Hat dieses Hörbuch Sie emotional stark bewegt? Mussten Sie laut z.B. lachen, weinen, zweifeln, etc.?

nein

Was wäre für andere Hörer sonst noch hilfreich zu wissen, um das Hörbuch richtig einschätzen zu können?

in einem Hörbuch immer von Grafiken zu reden oder von an"anderer Stelle in diesem Buch" zeigt m.e. einen lieblose Bearbeitung

10 Leute fanden das hilfreich

  • Gesamt
    4 out of 5 stars
  • Sprecher
    4 out of 5 stars
  • Geschichte
    4 out of 5 stars

Creative destruction of nations.

Allowing individuals to take their own destiny in their hands and giving them the power to pursue allong the chosen path is the recipy for success. This is the basic thesis of the book and as such an "en vogue" book , let it be said with much more details, with more case studies and in a clear and consise language. A must to readers that are not yet familiar with these theories.

The title "why nations fail" however also express the shortcoming of the book. The obvious question: why nations only can fail and are not subject to creative destruction is never asked. For a five star rating I would have prefered a book with title "creative distruction of nations: a solution to poverty?".

1 Person fand das hilfreich

  • Gesamt
    4 out of 5 stars
  • Sprecher
    5 out of 5 stars
  • Geschichte
    4 out of 5 stars

Enlightening view on why nations are failing

The author and his colleagues have found a promising theory on why some nations fail and others succeed. They provide lots of examples and go into detail on many of them, which felt a bit repetitive at times. For me personally this would've sufficed in a briefer fashion, but it's understandable, that they has to provide a large amount of evidence for such a ubiquitous theory.

  • Gesamt
    1 out of 5 stars
  • Sprecher
    1 out of 5 stars
  • Geschichte
    1 out of 5 stars

Could not finish the book

Too long and boring, go and find another book and don’t waste your time and money

  • Gesamt
    3 out of 5 stars
  • Sprecher
    3 out of 5 stars
  • Geschichte
    4 out of 5 stars

Could have been 80% shorter

Good overall messages, but too many unnecessary information / backgrounds. Reduce it to 20% of the primary content and it would be great.

  • Gesamt
    5 out of 5 stars
  • Sprecher
    5 out of 5 stars
  • Geschichte
    5 out of 5 stars

Politics and history

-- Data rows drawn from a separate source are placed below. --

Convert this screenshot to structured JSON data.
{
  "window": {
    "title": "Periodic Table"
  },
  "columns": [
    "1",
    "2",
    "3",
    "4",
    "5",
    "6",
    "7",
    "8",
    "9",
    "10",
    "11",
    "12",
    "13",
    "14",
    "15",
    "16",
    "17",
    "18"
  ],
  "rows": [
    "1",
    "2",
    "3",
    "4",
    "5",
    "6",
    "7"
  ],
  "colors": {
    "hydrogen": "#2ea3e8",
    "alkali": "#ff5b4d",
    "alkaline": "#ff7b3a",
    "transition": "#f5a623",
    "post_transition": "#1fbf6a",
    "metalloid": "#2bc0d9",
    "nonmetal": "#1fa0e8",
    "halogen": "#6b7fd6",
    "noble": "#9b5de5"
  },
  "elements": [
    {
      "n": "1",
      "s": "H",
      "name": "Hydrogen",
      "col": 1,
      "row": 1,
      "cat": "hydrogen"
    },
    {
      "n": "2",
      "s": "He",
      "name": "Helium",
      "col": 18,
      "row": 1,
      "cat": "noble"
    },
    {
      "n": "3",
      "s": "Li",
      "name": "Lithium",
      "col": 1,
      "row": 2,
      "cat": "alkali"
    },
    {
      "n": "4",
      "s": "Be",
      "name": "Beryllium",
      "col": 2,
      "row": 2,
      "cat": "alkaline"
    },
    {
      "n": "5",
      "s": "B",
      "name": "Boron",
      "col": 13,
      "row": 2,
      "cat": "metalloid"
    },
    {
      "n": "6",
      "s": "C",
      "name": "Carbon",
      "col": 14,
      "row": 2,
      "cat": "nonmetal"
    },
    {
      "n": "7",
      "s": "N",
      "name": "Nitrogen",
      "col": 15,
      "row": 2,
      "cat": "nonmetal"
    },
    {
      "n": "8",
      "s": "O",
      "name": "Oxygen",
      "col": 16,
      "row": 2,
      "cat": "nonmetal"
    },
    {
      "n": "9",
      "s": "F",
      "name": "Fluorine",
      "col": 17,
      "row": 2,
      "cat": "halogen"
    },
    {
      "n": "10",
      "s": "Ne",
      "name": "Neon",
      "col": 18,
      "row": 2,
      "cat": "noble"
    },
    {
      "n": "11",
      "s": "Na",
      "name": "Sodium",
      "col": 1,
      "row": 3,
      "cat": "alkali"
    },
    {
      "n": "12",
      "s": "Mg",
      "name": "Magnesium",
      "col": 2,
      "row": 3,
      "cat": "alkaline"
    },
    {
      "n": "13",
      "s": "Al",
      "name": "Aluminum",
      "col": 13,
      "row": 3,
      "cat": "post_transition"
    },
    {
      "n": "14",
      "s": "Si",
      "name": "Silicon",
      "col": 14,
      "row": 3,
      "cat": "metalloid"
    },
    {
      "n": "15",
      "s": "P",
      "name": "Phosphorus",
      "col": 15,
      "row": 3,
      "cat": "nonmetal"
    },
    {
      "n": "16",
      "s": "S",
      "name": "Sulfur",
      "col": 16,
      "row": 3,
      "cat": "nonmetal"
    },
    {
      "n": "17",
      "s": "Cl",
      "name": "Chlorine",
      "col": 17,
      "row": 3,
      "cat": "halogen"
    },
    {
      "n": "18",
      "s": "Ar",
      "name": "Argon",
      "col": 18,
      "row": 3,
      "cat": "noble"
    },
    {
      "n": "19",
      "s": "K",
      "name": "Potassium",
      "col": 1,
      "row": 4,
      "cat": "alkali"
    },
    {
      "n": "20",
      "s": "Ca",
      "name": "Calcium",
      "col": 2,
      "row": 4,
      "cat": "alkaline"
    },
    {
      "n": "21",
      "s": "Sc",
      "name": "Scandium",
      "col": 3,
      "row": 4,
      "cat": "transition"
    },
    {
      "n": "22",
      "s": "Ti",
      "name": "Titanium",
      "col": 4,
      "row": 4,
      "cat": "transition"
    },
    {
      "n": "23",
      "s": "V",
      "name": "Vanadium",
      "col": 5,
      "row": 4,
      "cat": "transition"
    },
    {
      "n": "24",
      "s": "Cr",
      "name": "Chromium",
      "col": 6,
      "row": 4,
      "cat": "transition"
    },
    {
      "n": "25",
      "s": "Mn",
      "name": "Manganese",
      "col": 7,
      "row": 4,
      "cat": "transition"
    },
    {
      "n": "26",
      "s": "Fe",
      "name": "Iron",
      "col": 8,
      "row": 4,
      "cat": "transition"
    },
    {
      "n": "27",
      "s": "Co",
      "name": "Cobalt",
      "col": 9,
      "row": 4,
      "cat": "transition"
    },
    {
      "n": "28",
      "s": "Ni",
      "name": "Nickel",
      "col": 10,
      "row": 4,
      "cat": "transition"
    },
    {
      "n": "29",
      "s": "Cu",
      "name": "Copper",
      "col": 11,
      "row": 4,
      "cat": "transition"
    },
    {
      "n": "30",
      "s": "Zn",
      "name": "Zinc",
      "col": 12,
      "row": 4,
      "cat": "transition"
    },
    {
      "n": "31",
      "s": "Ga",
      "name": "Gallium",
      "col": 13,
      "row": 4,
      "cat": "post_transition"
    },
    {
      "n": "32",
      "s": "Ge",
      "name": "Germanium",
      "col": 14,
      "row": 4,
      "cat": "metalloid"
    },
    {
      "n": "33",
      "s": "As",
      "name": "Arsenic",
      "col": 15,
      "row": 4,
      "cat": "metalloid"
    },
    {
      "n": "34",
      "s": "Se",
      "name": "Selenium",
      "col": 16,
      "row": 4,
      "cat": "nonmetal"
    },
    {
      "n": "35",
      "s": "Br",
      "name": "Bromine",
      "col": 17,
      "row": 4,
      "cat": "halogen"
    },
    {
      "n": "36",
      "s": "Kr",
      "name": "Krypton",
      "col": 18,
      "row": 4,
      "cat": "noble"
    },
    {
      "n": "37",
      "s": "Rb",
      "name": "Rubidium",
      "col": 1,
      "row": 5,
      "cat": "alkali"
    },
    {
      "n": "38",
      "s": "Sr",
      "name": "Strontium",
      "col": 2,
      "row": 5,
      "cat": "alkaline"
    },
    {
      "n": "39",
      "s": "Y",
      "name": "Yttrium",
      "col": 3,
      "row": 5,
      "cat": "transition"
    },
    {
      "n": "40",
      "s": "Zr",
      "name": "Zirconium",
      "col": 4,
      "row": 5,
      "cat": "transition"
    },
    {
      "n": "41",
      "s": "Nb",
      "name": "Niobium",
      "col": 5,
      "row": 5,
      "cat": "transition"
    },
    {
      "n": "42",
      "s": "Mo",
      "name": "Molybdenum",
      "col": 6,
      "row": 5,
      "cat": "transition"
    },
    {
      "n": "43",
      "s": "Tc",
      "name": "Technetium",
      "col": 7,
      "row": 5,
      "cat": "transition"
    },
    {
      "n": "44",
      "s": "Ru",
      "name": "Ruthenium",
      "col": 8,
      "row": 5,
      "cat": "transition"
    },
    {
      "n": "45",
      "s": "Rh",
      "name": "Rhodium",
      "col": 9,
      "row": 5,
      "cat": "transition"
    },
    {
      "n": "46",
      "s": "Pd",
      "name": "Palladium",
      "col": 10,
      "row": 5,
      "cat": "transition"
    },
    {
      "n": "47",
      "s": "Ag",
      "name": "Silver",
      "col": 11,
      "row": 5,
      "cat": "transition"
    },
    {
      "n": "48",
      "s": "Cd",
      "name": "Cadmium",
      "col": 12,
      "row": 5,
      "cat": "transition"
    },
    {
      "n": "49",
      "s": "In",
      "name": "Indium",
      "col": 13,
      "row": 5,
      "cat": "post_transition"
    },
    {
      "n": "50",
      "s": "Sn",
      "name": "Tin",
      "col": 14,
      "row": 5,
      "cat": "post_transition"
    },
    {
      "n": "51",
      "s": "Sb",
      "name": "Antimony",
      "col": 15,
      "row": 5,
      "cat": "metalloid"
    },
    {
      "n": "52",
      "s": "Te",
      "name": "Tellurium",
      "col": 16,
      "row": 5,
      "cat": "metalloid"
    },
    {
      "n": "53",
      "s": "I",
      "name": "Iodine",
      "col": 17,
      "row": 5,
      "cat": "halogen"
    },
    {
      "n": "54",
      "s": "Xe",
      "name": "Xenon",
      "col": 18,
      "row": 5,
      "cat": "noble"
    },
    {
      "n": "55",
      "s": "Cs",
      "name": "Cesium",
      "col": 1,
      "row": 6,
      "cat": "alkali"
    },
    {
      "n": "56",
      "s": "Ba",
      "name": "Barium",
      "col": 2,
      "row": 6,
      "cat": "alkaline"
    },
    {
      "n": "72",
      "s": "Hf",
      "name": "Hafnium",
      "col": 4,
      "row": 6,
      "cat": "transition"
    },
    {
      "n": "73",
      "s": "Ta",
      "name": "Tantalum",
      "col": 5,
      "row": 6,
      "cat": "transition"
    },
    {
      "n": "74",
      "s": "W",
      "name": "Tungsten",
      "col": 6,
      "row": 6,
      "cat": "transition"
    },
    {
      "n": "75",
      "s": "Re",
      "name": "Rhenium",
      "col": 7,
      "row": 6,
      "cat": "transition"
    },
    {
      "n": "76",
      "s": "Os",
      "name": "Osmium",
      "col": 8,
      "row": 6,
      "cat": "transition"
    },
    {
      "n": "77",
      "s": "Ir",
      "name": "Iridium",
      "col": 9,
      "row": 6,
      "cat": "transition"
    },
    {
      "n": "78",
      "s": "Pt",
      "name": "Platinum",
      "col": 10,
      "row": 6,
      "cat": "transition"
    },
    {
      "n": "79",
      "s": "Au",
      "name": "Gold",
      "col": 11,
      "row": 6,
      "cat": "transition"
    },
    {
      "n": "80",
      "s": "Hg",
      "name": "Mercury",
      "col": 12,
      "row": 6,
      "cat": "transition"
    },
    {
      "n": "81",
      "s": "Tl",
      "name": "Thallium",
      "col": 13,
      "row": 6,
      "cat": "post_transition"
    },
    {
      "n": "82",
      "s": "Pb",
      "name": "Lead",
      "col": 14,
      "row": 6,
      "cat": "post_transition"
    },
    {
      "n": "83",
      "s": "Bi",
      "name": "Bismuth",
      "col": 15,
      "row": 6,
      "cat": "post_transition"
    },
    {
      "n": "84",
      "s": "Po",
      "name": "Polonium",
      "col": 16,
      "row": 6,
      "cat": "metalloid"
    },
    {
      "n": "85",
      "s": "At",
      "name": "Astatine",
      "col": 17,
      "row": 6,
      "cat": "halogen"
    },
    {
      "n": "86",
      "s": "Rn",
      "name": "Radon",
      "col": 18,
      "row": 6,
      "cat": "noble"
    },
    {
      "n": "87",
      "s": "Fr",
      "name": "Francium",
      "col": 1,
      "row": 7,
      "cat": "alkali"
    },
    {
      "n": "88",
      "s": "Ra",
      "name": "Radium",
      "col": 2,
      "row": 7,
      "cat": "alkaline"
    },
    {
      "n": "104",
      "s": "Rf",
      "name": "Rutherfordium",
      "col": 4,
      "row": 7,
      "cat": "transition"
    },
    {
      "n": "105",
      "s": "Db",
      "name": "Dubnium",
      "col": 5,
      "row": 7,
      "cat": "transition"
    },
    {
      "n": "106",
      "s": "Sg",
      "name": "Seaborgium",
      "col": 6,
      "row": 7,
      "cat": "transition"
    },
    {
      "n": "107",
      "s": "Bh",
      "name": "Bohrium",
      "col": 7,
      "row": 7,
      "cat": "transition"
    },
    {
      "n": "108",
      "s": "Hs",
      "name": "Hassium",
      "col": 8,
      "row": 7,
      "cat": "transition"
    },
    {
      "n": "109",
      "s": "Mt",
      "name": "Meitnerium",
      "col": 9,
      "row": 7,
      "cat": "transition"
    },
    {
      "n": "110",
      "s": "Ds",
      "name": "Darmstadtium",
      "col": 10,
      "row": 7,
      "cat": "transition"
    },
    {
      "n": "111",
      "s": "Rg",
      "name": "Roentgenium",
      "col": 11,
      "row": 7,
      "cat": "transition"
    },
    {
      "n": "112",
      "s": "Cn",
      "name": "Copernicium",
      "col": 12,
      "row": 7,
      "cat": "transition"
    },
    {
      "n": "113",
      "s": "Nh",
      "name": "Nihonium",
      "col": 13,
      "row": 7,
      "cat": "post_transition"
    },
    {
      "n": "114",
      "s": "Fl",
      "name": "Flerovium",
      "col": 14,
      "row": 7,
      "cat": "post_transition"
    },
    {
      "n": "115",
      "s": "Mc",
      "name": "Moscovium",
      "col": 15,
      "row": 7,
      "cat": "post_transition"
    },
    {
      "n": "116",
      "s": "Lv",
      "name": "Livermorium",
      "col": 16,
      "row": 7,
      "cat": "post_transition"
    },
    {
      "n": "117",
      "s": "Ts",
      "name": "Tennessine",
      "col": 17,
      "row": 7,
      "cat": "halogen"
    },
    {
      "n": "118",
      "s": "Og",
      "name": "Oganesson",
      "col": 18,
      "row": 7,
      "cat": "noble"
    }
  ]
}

Amazing politics-history mix This is my first book about politics, and I love it

  • Gesamt
    4 out of 5 stars
  • Sprecher
    5 out of 5 stars
  • Geschichte
    4 out of 5 stars

Mind blowing

Sometimes we get caught up in the details. But often the great insights come from looking at the larger patterns. The authors succeed to demonstrate that prosperity is about pluralistic institutions. One caveat: the book could have been 10h shorter, as they repeat themselves a lot. The examples are vivid, but drive home similar or equal arguments. All in all a good Book to learn about power and economics.

  • Gesamt
    4 out of 5 stars
  • Sprecher
    5 out of 5 stars
  • Geschichte
    4 out of 5 stars

Good but very repetitive

Good hypothesis but quite repetitive. 40 page article would have done the job. Maybe it was a bet: How many hundred times can you sneak "extractive political institutions" into one book. Bit more economics and bit less anecdotes fittong history to the hypithesis would have been nice.

  • Gesamt
    5 out of 5 stars
  • Sprecher
    5 out of 5 stars
  • Geschichte
    5 out of 5 stars

A new theory on economy, inequality and policy

This book provides profound analysis on the interrelationships between pluralism and economic outcome thruout history.